The priest would throw hard-boiled egg to a choirboy, who would toss it to a fellow choirboy, continuing the game until the clock struck 12. When the clock struck 12, the last person holding the egg won, and was able to keep the egg.
A colorfully bedecked Easter bonnet used to be worn to signify the end ofÂ Lent, a time of solemn contemplation where people refrain from wearing such finery.
Pysanka is the traditional term for painting eggs. The egg was a sacred token to the Egyptians, commemorating the restoration of mankind after the great flood. Eggs are symbols of the resurrection of Christ to many Christians.
Like Passover, which is determined by the phases of the moon, Easter is a movable feast. In Western Christianity, Easter falls on the first Sunday after the first full moon following the vernal equinox, or the arrival of Spring. The date is calculated differently in the Eastern churches because they use a different calendar.
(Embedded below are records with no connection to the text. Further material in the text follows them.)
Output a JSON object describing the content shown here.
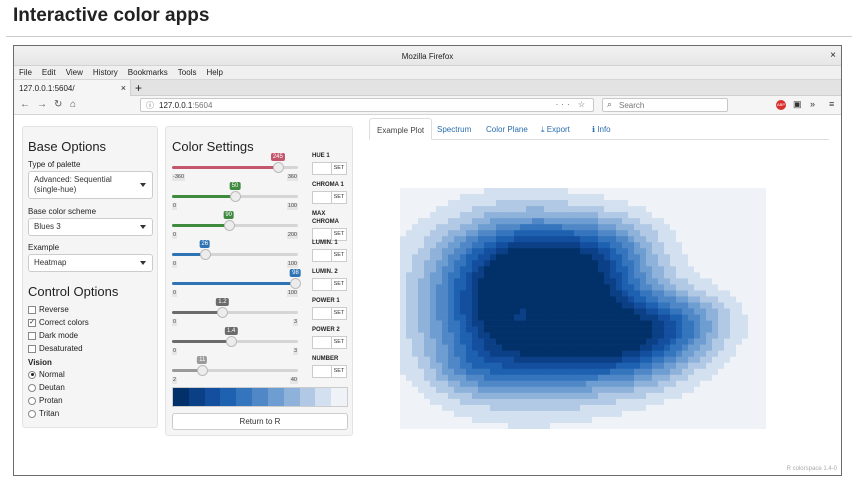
{
  "page": {
    "heading": "Interactive color apps"
  },
  "browser": {
    "window_title": "Mozilla Firefox",
    "close_glyph": "×",
    "menu": [
      "File",
      "Edit",
      "View",
      "History",
      "Bookmarks",
      "Tools",
      "Help"
    ],
    "tab_title": "127.0.0.1:5604/",
    "tab_close": "×",
    "new_tab": "+",
    "url_host": "127.0.0.1",
    "url_port": ":5604",
    "url_actions": "··· ☆",
    "search_placeholder": "Search",
    "abp_label": "ABP"
  },
  "base_options": {
    "title": "Base Options",
    "palette_type_label": "Type of palette",
    "palette_type_value": "Advanced: Sequential (single-hue)",
    "scheme_label": "Base color scheme",
    "scheme_value": "Blues 3",
    "example_label": "Example",
    "example_value": "Heatmap"
  },
  "control_options": {
    "title": "Control Options",
    "checkboxes": [
      {
        "label": "Reverse",
        "checked": false
      },
      {
        "label": "Correct colors",
        "checked": true
      },
      {
        "label": "Dark mode",
        "checked": false
      },
      {
        "label": "Desaturated",
        "checked": false
      }
    ],
    "vision_label": "Vision",
    "vision": [
      {
        "label": "Normal",
        "selected": true
      },
      {
        "label": "Deutan",
        "selected": false
      },
      {
        "label": "Protan",
        "selected": false
      },
      {
        "label": "Tritan",
        "selected": false
      }
    ]
  },
  "color_settings": {
    "title": "Color Settings",
    "sliders": [
      {
        "name": "HUE 1",
        "min": "-360",
        "max": "360",
        "value": "245",
        "fraction": 0.84,
        "color": "#c4566b"
      },
      {
        "name": "CHROMA 1",
        "min": "0",
        "max": "100",
        "value": "50",
        "fraction": 0.5,
        "color": "#3f8a3f"
      },
      {
        "name": "MAX CHROMA",
        "min": "0",
        "max": "200",
        "value": "90",
        "fraction": 0.45,
        "color": "#3f8a3f"
      },
      {
        "name": "LUMIN. 1",
        "min": "0",
        "max": "100",
        "value": "26",
        "fraction": 0.26,
        "color": "#2e74b5"
      },
      {
        "name": "LUMIN. 2",
        "min": "0",
        "max": "100",
        "value": "98",
        "fraction": 0.98,
        "color": "#2e74b5"
      },
      {
        "name": "POWER 1",
        "min": "0",
        "max": "3",
        "value": "1.2",
        "fraction": 0.4,
        "color": "#6b6b6b"
      },
      {
        "name": "POWER 2",
        "min": "0",
        "max": "3",
        "value": "1.4",
        "fraction": 0.47,
        "color": "#6b6b6b"
      },
      {
        "name": "NUMBER",
        "min": "2",
        "max": "40",
        "value": "11",
        "fraction": 0.24,
        "color": "#9a9a9a"
      }
    ],
    "set_label": "SET",
    "palette": [
      "#023069",
      "#0b3f86",
      "#134f9e",
      "#1d61b0",
      "#3475bd",
      "#5088c7",
      "#6e9dd1",
      "#8fb2da",
      "#b1c9e4",
      "#d3e0ef",
      "#eff2f7"
    ],
    "return_label": "Return to R"
  },
  "plot_tabs": [
    {
      "label": "Example Plot",
      "icon": "",
      "active": true
    },
    {
      "label": "Spectrum",
      "icon": "",
      "active": false
    },
    {
      "label": "Color Plane",
      "icon": "",
      "active": false
    },
    {
      "label": "Export",
      "icon": "⤓",
      "active": false
    },
    {
      "label": "Info",
      "icon": "ℹ",
      "active": false
    }
  ],
  "credit": "R colorspace 1.4-0"
}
The Pope of the Roman Catholic Church gives his “Urbi et Orbi” address (“To the City and the World”) every year at Easter. The tradition of giving eggs, which are a symbol of life, at Easter can be traced through history, throughout the cultures of the Egyptians, Gauls, Persians, Greeks and Romans. Every Easter in the United States, an enormous Easter egg hunt is held on the lawn of the White House.
While some churches maintain the tradition of hanging Easter evergreens embroidered with red on white, or interwoven in straw, most churches have begun decorating their spaces with flowers of yellow, green, and white. Eggs marked the departure of the Jewish people from Egypt.
Churchgoers were expected to wear at least one new piece of clothing, if not an entire outfit, on Easter Sunday to symbolize new life and bring about good luck.